A worker who forged medical certificates to claim nearly $113,000 in workers compensation payments has been jailed for nine months.
A carpenter had lodged a workers compensation claim for incapacity to work after he sustained an eye injury while working on the job site. Just 10 days after his claim, the worker started working as a painter.
WorkSafe conducted an investigation into the carpenters workers compensation claim after an independent medical expert approached his GP about a possible return to work, to then find out that his doctor had not seen him for 18 months.
The following day, the police arrested the worker on an unrelated matter and found a number of medical certificates of capacity to work in his possession. Some of the certificates had numbers cut out of them which were applied to existing dates on others with sticky tape.

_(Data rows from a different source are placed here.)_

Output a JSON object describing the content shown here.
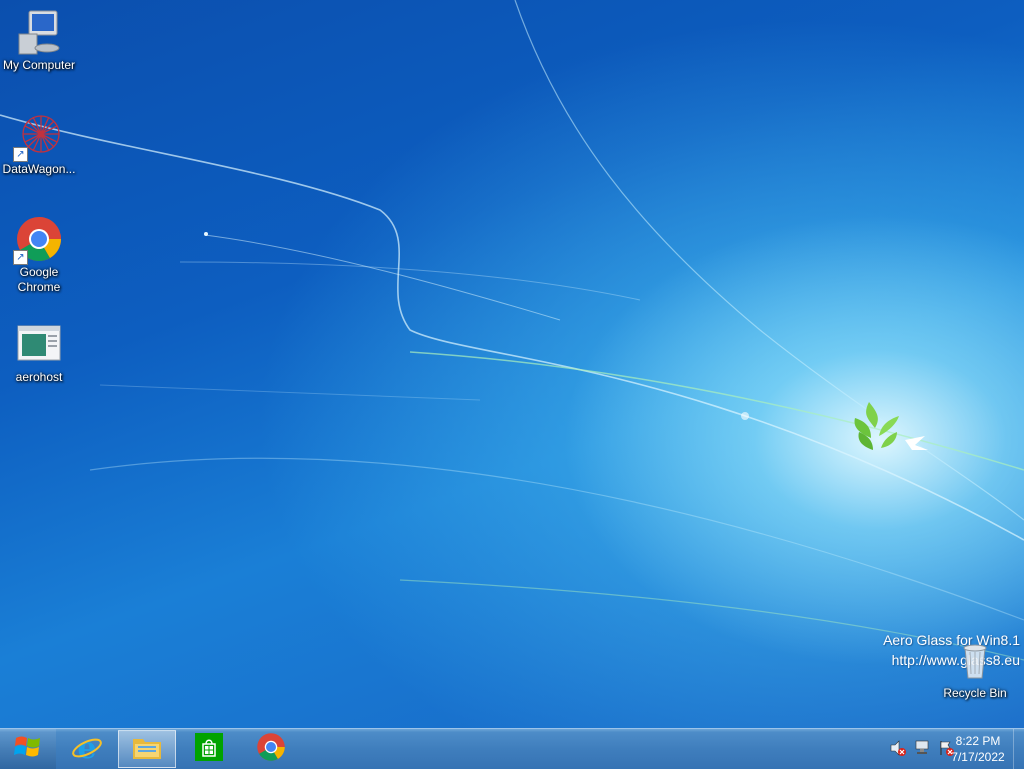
{
  "desktop": {
    "icons": [
      {
        "label": "My Computer",
        "icon": "computer-icon"
      },
      {
        "label": "DataWagon...",
        "icon": "datawagon-icon"
      },
      {
        "label": "Google Chrome",
        "icon": "chrome-icon"
      },
      {
        "label": "aerohost",
        "icon": "aerohost-icon"
      }
    ],
    "recycle_bin": {
      "label": "Recycle Bin",
      "icon": "recycle-bin-icon"
    },
    "watermark": {
      "line1": "Aero Glass for Win8.1",
      "line2": "http://www.glass8.eu"
    }
  },
  "taskbar": {
    "start": {
      "icon": "windows-logo-icon"
    },
    "pinned": [
      {
        "name": "Internet Explorer",
        "icon": "internet-explorer-icon"
      },
      {
        "name": "File Explorer",
        "icon": "file-explorer-icon",
        "active": true
      },
      {
        "name": "Store",
        "icon": "store-icon"
      },
      {
        "name": "Google Chrome",
        "icon": "chrome-icon"
      }
    ],
    "tray": {
      "icons": [
        "volume-muted-icon",
        "network-icon",
        "action-center-flag-icon"
      ],
      "time": "8:22 PM",
      "date": "7/17/2022"
    }
  },
  "colors": {
    "taskbar": "#3f7ebd",
    "desktop_dark": "#0b4fae",
    "desktop_light": "#5cc3f0"
  }
}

The carpenter used the forged medical certificates to continue receiving workers compensation payments after his GP banned him for becoming aggressive and kicking in the surgery’s front gate.
WorkSafe said it was discovered that three of the medical certificates the carpenter had submitted had been illegally altered. The carpenter pleaded guilty in Magistrates Court to three counts of fraudulently obtaining compensation payments.

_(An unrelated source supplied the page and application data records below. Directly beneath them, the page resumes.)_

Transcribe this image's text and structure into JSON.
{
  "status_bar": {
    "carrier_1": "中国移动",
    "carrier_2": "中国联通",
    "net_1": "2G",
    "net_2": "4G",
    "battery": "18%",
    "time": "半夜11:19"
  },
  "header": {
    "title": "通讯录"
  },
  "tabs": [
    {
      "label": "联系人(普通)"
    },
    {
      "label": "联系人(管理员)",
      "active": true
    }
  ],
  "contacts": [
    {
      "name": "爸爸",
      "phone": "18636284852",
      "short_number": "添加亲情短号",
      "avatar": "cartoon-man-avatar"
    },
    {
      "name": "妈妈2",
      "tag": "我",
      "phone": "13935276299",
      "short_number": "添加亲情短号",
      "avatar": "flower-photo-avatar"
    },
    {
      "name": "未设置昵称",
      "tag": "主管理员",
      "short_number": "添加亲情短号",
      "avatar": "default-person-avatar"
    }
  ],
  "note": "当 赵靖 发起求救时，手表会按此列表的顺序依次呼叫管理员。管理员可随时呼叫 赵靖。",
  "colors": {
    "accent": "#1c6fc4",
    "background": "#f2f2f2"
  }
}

He was sentenced to nine months’ jail and ordered to pay back the $112,975 he received in compensation payments, plus $1,000 costs.
Workers Compensation benefits in Australia are there to assist, and the vast majority of injured workers do the right thing. It was clear here and is always the case that these workers payments are not to supplement income while working elsewhere and those who try and cheat the system for their own benefit will be held to account.

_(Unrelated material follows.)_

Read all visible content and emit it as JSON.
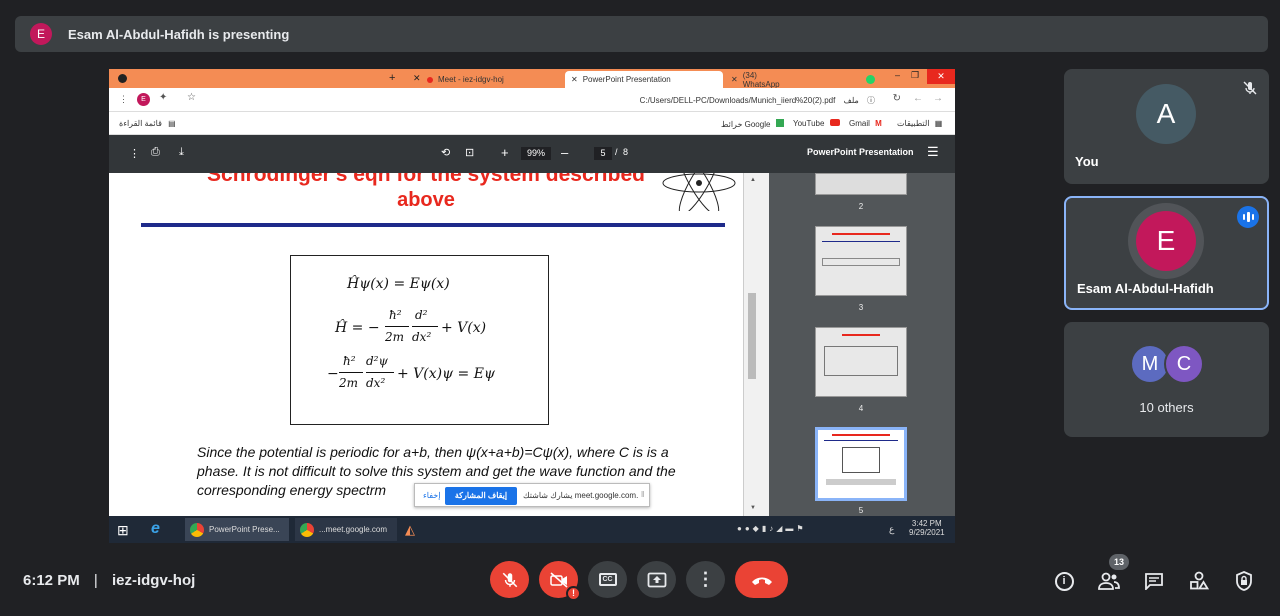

How would you deal with a suspicious workers compensation claim?
The MTA is always focussed on safety in the workplace, whether it is hazard identification or early return to work and rehabilitation following a workplace incident.If you require any assistance in workers compensation matters, please contact Cos Lamberto WHS&RTW Coordinator at the MTA on (08) 8440 2628.